Start of DATA TO USE

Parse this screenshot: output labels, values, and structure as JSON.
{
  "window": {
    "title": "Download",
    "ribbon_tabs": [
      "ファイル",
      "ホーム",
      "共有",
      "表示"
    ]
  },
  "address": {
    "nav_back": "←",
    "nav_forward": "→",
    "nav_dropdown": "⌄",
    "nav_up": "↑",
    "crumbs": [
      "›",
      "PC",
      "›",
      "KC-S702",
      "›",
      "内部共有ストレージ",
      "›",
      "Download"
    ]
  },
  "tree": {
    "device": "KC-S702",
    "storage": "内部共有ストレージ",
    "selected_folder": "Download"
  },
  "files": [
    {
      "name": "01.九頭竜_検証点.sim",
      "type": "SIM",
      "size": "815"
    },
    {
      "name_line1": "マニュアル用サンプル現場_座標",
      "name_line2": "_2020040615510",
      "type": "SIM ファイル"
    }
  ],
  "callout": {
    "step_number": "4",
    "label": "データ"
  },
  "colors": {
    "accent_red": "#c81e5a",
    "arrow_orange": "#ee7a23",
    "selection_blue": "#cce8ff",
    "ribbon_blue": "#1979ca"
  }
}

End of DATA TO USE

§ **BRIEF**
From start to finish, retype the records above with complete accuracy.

§ **YOUR RESPONSE**
Parse this screenshot: output labels, values, and structure as JSON.
{
  "window": {
    "title": "Download",
    "ribbon_tabs": [
      "ファイル",
      "ホーム",
      "共有",
      "表示"
    ]
  },
  "address": {
    "nav_back": "←",
    "nav_forward": "→",
    "nav_dropdown": "⌄",
    "nav_up": "↑",
    "crumbs": [
      "›",
      "PC",
      "›",
      "KC-S702",
      "›",
      "内部共有ストレージ",
      "›",
      "Download"
    ]
  },
  "tree": {
    "device": "KC-S702",
    "storage": "内部共有ストレージ",
    "selected_folder": "Download"
  },
  "files": [
    {
      "name": "01.九頭竜_検証点.sim",
      "type": "SIM",
      "size": "815"
    },
    {
      "name_line1": "マニュアル用サンプル現場_座標",
      "name_line2": "_2020040615510",
      "type": "SIM ファイル"
    }
  ],
  "callout": {
    "step_number": "4",
    "label": "データ"
  },
  "colors": {
    "accent_red": "#c81e5a",
    "arrow_orange": "#ee7a23",
    "selection_blue": "#cce8ff",
    "ribbon_blue": "#1979ca"
  }
}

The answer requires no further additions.